Action item: All entries below must be given again exactly as they stand.

Exercise data:
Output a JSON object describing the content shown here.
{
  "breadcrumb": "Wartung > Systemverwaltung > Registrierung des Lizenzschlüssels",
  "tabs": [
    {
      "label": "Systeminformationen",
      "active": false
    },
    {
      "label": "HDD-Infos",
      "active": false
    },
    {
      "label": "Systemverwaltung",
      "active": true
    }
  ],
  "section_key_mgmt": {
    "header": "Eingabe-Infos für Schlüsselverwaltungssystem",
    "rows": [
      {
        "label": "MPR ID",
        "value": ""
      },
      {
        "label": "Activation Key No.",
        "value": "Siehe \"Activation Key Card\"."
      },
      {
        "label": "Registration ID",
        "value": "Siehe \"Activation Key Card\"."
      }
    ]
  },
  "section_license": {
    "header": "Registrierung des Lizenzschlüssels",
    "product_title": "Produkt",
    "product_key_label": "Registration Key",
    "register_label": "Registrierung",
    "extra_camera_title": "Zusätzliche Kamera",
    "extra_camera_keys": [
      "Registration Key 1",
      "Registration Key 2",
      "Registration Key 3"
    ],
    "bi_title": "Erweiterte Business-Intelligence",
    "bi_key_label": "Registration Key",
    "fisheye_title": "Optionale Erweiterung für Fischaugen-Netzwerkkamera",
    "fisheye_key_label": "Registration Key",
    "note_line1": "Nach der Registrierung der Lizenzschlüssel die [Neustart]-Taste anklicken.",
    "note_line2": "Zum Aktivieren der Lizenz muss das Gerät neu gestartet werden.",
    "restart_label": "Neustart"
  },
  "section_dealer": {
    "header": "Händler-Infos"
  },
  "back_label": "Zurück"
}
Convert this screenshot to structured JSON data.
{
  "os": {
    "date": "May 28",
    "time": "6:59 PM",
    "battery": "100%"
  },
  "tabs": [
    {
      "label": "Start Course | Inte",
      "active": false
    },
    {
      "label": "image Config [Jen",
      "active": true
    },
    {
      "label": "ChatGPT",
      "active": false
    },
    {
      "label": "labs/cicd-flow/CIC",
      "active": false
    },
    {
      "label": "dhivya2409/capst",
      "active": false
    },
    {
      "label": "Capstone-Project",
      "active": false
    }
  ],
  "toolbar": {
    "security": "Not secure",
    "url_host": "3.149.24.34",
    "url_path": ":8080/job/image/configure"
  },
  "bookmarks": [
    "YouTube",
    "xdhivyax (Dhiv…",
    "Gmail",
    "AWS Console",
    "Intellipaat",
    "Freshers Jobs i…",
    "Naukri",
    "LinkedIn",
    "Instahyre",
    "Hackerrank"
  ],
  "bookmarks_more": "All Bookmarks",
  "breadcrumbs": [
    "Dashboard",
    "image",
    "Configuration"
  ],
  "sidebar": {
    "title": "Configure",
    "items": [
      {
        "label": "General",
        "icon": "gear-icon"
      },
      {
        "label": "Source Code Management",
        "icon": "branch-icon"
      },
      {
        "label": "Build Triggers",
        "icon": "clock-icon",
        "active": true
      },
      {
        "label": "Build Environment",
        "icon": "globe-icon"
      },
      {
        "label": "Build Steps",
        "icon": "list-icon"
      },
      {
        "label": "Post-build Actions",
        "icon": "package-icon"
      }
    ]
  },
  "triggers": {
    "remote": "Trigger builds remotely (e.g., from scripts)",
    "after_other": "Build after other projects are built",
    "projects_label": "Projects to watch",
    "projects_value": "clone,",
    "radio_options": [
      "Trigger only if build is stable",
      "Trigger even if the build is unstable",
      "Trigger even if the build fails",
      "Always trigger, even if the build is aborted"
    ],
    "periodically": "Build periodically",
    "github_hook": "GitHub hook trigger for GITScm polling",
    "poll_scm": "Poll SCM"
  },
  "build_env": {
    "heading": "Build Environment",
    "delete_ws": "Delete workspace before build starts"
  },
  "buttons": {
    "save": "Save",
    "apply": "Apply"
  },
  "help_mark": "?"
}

Answer space:
Output a JSON object describing the content shown here.
{
  "breadcrumb": "Wartung > Systemverwaltung > Registrierung des Lizenzschlüssels",
  "tabs": [
    {
      "label": "Systeminformationen",
      "active": false
    },
    {
      "label": "HDD-Infos",
      "active": false
    },
    {
      "label": "Systemverwaltung",
      "active": true
    }
  ],
  "section_key_mgmt": {
    "header": "Eingabe-Infos für Schlüsselverwaltungssystem",
    "rows": [
      {
        "label": "MPR ID",
        "value": ""
      },
      {
        "label": "Activation Key No.",
        "value": "Siehe \"Activation Key Card\"."
      },
      {
        "label": "Registration ID",
        "value": "Siehe \"Activation Key Card\"."
      }
    ]
  },
  "section_license": {
    "header": "Registrierung des Lizenzschlüssels",
    "product_title": "Produkt",
    "product_key_label": "Registration Key",
    "register_label": "Registrierung",
    "extra_camera_title": "Zusätzliche Kamera",
    "extra_camera_keys": [
      "Registration Key 1",
      "Registration Key 2",
      "Registration Key 3"
    ],
    "bi_title": "Erweiterte Business-Intelligence",
    "bi_key_label": "Registration Key",
    "fisheye_title": "Optionale Erweiterung für Fischaugen-Netzwerkkamera",
    "fisheye_key_label": "Registration Key",
    "note_line1": "Nach der Registrierung der Lizenzschlüssel die [Neustart]-Taste anklicken.",
    "note_line2": "Zum Aktivieren der Lizenz muss das Gerät neu gestartet werden.",
    "restart_label": "Neustart"
  },
  "section_dealer": {
    "header": "Händler-Infos"
  },
  "back_label": "Zurück"
}
Convert this screenshot to structured JSON data.
{
  "os": {
    "date": "May 28",
    "time": "6:59 PM",
    "battery": "100%"
  },
  "tabs": [
    {
      "label": "Start Course | Inte",
      "active": false
    },
    {
      "label": "image Config [Jen",
      "active": true
    },
    {
      "label": "ChatGPT",
      "active": false
    },
    {
      "label": "labs/cicd-flow/CIC",
      "active": false
    },
    {
      "label": "dhivya2409/capst",
      "active": false
    },
    {
      "label": "Capstone-Project",
      "active": false
    }
  ],
  "toolbar": {
    "security": "Not secure",
    "url_host": "3.149.24.34",
    "url_path": ":8080/job/image/configure"
  },
  "bookmarks": [
    "YouTube",
    "xdhivyax (Dhiv…",
    "Gmail",
    "AWS Console",
    "Intellipaat",
    "Freshers Jobs i…",
    "Naukri",
    "LinkedIn",
    "Instahyre",
    "Hackerrank"
  ],
  "bookmarks_more": "All Bookmarks",
  "breadcrumbs": [
    "Dashboard",
    "image",
    "Configuration"
  ],
  "sidebar": {
    "title": "Configure",
    "items": [
      {
        "label": "General",
        "icon": "gear-icon"
      },
      {
        "label": "Source Code Management",
        "icon": "branch-icon"
      },
      {
        "label": "Build Triggers",
        "icon": "clock-icon",
        "active": true
      },
      {
        "label": "Build Environment",
        "icon": "globe-icon"
      },
      {
        "label": "Build Steps",
        "icon": "list-icon"
      },
      {
        "label": "Post-build Actions",
        "icon": "package-icon"
      }
    ]
  },
  "triggers": {
    "remote": "Trigger builds remotely (e.g., from scripts)",
    "after_other": "Build after other projects are built",
    "projects_label": "Projects to watch",
    "projects_value": "clone,",
    "radio_options": [
      "Trigger only if build is stable",
      "Trigger even if the build is unstable",
      "Trigger even if the build fails",
      "Always trigger, even if the build is aborted"
    ],
    "periodically": "Build periodically",
    "github_hook": "GitHub hook trigger for GITScm polling",
    "poll_scm": "Poll SCM"
  },
  "build_env": {
    "heading": "Build Environment",
    "delete_ws": "Delete workspace before build starts"
  },
  "buttons": {
    "save": "Save",
    "apply": "Apply"
  },
  "help_mark": "?"
}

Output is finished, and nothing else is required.